The California Energy Commission gave tentative approval Friday evening to a reconfigured solar power plant in Riverside County that opponents say potentially poses a serious risk to migrating birds.
At 4:55 p.m. on Friday, September 12, the commission announced a preliminary decision to approve what is essentially half of the proposed Palen Solar Electric Generating System, which would have placed 170,000 of mirrored heliostats on just under 3,800 acres of land adjacent to Interstate 10. Those heliostats would have focused sunlight on boilers atop two 750-foot towers -- the tallest structures between Los Angeles and Phoenix.

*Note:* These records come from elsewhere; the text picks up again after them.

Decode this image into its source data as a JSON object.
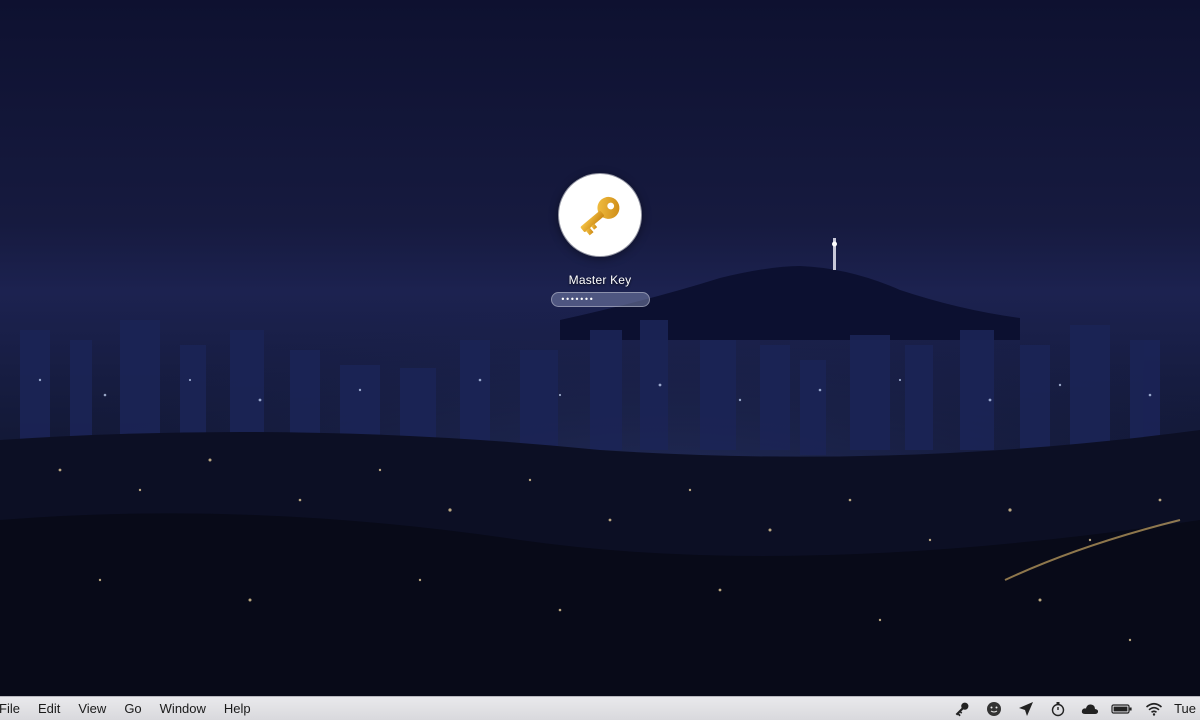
{
  "login": {
    "user_name": "Master Key",
    "password_mask": "•••••••",
    "avatar_icon": "key-icon",
    "avatar_color": "#ffffff",
    "key_color": "#e7a11c"
  },
  "menubar": {
    "items": [
      {
        "label": "File"
      },
      {
        "label": "Edit"
      },
      {
        "label": "View"
      },
      {
        "label": "Go"
      },
      {
        "label": "Window"
      },
      {
        "label": "Help"
      }
    ],
    "status_icons": [
      "key-icon",
      "face-icon",
      "location-arrow-icon",
      "timer-icon",
      "cloud-icon",
      "battery-icon",
      "wifi-icon"
    ],
    "clock": "Tue"
  }
}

In Friday's decision, the commission gave preliminary approval to a version of the project that would include just one tower and about 1,900 acres of heliostats, and leaves the way open for Palen's owners to build the second half of the project in the future.
(Releasing news on a Friday is a time-honored method used by government agencies to attempt to limit press attention paid to controversial decisions, though just between us, we at ReWire don't recall the last time we heard of news being released at 4:55 p.m.)
Friday's decision, officially called a Presiding Members Proposed Decision, now goes through a 30-day comment period: the commission is expected to make a final decision on the project on October 29. Most observers expect a rubber-stamp, though technically the commission could modify or reject it.
Palen had come under intense scrutiny during the permitting process as evidence mounted that the similar Ivanpah Solar Electric Generating System is injuring birds due to the concentrated solar energy focused by that plant's heliostats. The intensely focused light, which turns to heat when it strikes solid objects, has apparently caused serious and disabling burns to feathers, skin, and eyes, causing injuries that usually prove fatal.
Each of Ivanpah's three units is significantly smaller than a single unit at Palen, with towers less than 460 feet tall compared to Palen's 750, meaning that the area of dangerous solar flux around each of Palen's towers would be significantly larger than those around Ivanpah's towers.
In July, CEC staff testified that each of Palen's towers would pose approximately four times the danger to birds as their counterparts at Ivanpah. That would mean that even with a single tower, Palen would pose greater potential danger to birds than all three units of Ivanpah combined.
In Friday's decision, commissioners admitted that the project would cause damage to wild birds that could not be prevented or mitigated:
[W]e find that, like the permitted Palen Solar Power Plant (PSPP), the PSEGS and, to a lesser extent the Reduced Acreage Alternative with Solar Power Tower Technology, will result in significant environmental impacts that cannot be mitigated for visual resources and cultural resources. Unlike the PSPP, we have also found that the PSEGS and the Reduced Acreage Alternative project with Solar Power Tower Technology would very likely result in significant and unmitigable impacts to biological resources, mainly due to the Solar Power Tower Technology's introduction of solar flux danger to avian species. These impacts cannot be avoided or substantially lessened through feasible mitigation measures or project alternatives.
It then goes on to say that benefits to the state of California as a result of building the project -- including "local" energy generation, a reduced carbon footprint for the state, and jobs -- overrode the project's damage to the environment.
The project's location about six miles southeast of Joshua Tree National Park has long raised concerns over its impact on the park's beleaguered wildlife, and Joshua Tree's champions were quick to decry the proposed decision.
"As a former superintendent of Joshua Tree National Park and somebody who cares deeply for the California Desert, I'm disappointed," said retired Joshua Tree Superintendent Mark Butler. "PSEGS, even in a modified form, will irrevocably harm Joshua Tree National Park's sweeping scenic vistas, as well as migrating and protected bird species like the golden eagles that travel through the park."
Seth Shteir of the National Parks Conservation Association called the decision "as dangerous as it is disheartening for wildlife, scenic vistas and our responsible renewable energy future." In a press statement, Shteir challenged the adequacy of the project's environmental review:
The reconfigured Palen project has not received a full and comprehensive environmental review, but merely a supplemental environmental review, which is inadequate due to the drastic change in solar technology, potential impacts and plan of development. It is fair to demand such a review from a solar power tower proposal that would kill migrating eagles, raptors and songbirds from deadly solar flux, caused by radiating heat from the solar panels, and avian collisions.
At least one neighbor of the Palen project is speaking out against the decision as well. In an interview with the Palm Springs Desert Sun, Chuckwalla Valley farmer Donna Charpied called the Friday proposed decision "unconscionable and despicable," adding: "There's just one conclusion I can come to: local, state, and federal governments hate the desert."